The problem with this "stereotype" is that it isn't a stereotype at all! As a woman, I can tell you that of the numerous women bosses I have worked for, only one has been a true professional without the emotionalism, the bitchiness, and gossipy behavior that often characterizes women bosses. I have sworn time and again that I would never work for another woman yet I am currently working for one in a very high level position. Yes, she fits the "stereotype," but not to an extreme extent so working for her is not the nightmare experience I have had with some women. As a woman who has managed a division within an organization, I can tell you that what I have learned from my previous women bosses is what not to do and how not to act in the workplace. Hilary, based on past behavior, fits all the negative stereotypes. I pity the White House staff if she is elected.

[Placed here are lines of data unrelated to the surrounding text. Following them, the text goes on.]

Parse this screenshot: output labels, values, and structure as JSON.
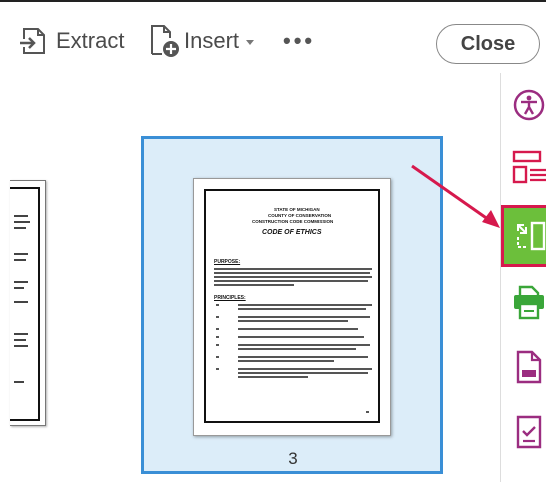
{
  "toolbar": {
    "extract_label": "Extract",
    "insert_label": "Insert",
    "more_label": "•••",
    "close_label": "Close"
  },
  "pages": {
    "selected_page_number": "3",
    "document": {
      "title_lines": [
        "STATE OF MICHIGAN",
        "COUNTY OF CONSERVATION",
        "CONSTRUCTION CODE COMMISSION"
      ],
      "heading": "CODE OF ETHICS",
      "section_1": "PURPOSE:",
      "section_2": "PRINCIPLES:"
    }
  },
  "rail": {
    "icons": [
      "accessibility-icon",
      "form-layout-icon",
      "organize-pages-icon",
      "print-production-icon",
      "export-pdf-icon",
      "checklist-icon"
    ],
    "active_icon": "organize-pages-icon",
    "active_color": "#6cbf3b",
    "highlight_color": "#d6194d"
  },
  "colors": {
    "selection_fill": "#dcedf9",
    "selection_border": "#3a8fd6",
    "icon_color": "#9b2d80",
    "arrow_color": "#d6194d"
  }
}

I can't wait for the day that my boss is a man. I've had female bosses my entire career over several different companies and I'm tired. Yes, they fit the bill: bitchy, two-faced, emotional, gossipy and love to have "pet faves" in the office. Guys don't get into a whole lot of meaningless nonsense. Frankly, they don't have time for it. And for the record, I'm female. Smile
I am glad that the numbers are higher for men bosses than for females. There are tooooo many female bosses out there that I have noticed and I don't think that should be. There should be more men bosses than females because the Bible says that men are Rulers not females. If females were made to rule so much then that would make men look weak in my eyes. I am a female who feels this way very strongly and I am very Religious.
Now these commenters could well be men. There is no way of knowing on the Internet.
But if the writers indeed are women, note the "they" language in the first two posts. A woman writing about women calling them "they" sees herself as not part of "them". A woman deciding that women are bitchy, two-faced, emotional and gossipy, and this woman still thinks that someone would want to read HER opinions on anything?
It is a very sad example of the alienation the society manages to perform on some women.
What about the topic of the article itself? As I said earlier, the major message of it is that the gender of the boss does not matter for the majority of the respondents. But because more people prefer a male boss to a female boss the article then veers into the question of what might be wrong with female bosses. Note that we don't really get a discussion anywhere on what might be wrong with male bosses (or what might be good with female bosses), and so the comments begin with the assumption (unstated) that male bosses are good, and that all one needs to do is to point out the worst possible characteristics of female bosses to compare them to the good male boss. Although some comments later diverge from this, the topic is not set up as a neutral one, and it is not surprising that we don't get a balanced discussion.
How does one go about deciding that female bosses are worse or better than male bosses anyway? Most of us don't have a very large number of bosses of both genders during our working lives, so almost all these opinions are based on a very small number of people. How can one then assume that a bad boss was bad because of his or her gender and not because of some personal quirk? Surely prior prejudices feed into this.
I found the focus on women's presumed overemotionality fascinating. How do we decide that women are too emotional? Clearly, we base this on how men are being viewed, as just correctly emotional. But there is no objective measure of just-the-right-emotionality anywhere in the world, and one might as well argue that men are underemotional. Not that I'm arguing so; just pointing out the hidden premise in this story. Once again, I find it horrifying that the solution to these overemotional and illogical women messing up the career ladders is to send them home to rule over vulnerable children.